Within the records, find every line that includes the word "start" and copy it.

■ Page and application data records
((

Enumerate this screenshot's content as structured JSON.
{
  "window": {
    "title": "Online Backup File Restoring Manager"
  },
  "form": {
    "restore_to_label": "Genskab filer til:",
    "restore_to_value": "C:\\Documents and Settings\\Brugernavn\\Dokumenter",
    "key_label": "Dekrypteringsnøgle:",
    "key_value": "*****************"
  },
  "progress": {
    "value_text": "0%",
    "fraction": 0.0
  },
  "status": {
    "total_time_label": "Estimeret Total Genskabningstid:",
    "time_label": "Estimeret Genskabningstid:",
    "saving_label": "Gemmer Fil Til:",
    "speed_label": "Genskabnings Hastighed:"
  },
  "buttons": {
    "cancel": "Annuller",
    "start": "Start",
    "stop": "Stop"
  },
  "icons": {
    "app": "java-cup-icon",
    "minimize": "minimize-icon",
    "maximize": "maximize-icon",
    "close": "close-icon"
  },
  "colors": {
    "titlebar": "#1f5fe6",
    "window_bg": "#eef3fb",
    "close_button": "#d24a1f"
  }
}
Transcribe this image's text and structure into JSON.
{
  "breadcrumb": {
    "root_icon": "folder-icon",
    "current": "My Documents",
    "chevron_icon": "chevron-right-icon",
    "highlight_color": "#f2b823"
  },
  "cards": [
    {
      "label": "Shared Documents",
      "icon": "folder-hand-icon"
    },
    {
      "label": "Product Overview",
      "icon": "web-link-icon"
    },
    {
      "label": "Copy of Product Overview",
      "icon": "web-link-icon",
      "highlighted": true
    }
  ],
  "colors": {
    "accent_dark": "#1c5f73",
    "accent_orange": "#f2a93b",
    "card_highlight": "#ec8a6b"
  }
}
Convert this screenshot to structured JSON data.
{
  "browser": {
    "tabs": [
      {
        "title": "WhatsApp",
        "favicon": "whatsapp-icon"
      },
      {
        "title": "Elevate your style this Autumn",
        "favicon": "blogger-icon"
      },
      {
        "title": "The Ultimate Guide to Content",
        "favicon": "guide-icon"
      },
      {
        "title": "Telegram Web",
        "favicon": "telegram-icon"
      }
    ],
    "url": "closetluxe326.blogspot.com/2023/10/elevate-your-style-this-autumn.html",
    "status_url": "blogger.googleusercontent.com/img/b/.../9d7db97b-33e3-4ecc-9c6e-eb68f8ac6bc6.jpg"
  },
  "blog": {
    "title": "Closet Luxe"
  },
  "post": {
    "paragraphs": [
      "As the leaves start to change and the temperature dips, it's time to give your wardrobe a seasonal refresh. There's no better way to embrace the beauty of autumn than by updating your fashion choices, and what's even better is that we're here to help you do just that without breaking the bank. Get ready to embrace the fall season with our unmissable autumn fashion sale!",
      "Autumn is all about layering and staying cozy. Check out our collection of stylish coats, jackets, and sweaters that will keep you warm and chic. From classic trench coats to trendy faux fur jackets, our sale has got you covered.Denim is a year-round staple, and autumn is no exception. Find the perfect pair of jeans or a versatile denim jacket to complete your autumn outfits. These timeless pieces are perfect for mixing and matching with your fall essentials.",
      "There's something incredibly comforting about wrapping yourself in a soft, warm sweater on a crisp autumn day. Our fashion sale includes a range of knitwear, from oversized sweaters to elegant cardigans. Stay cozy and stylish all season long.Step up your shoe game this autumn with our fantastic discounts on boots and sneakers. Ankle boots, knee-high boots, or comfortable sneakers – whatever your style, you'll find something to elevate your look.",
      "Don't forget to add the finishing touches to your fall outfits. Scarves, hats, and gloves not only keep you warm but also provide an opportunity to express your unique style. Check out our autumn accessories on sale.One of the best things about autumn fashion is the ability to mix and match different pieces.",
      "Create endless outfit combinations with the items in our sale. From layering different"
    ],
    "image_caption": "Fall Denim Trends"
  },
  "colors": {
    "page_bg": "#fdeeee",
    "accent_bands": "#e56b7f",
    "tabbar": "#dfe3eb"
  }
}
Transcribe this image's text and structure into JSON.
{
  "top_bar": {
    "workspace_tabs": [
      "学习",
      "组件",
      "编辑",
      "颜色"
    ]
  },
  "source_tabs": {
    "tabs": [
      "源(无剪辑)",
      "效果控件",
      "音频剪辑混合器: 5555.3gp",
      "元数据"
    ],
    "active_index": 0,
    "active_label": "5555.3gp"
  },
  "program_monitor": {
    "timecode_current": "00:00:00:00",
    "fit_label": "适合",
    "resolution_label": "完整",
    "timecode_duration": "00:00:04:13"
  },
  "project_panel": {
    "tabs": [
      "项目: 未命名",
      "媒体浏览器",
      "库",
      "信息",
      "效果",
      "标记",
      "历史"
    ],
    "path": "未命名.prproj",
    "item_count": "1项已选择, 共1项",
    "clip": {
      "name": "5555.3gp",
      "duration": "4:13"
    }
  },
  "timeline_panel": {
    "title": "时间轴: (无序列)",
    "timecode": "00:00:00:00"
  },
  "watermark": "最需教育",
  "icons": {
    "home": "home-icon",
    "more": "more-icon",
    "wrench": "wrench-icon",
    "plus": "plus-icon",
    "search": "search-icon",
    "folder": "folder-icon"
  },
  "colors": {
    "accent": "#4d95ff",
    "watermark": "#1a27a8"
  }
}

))

■ Response area
    "start": "Start",
      "As the leaves start to change and the temperature dips, it's time to give your wardrobe a seasonal refresh. There's no better way to embrace the beauty of autumn than by updating your fashion choices, and what's even better is that we're here to help you do just that without breaking the bank. Get ready to embrace the fall season with our unmissable autumn fashion sale!",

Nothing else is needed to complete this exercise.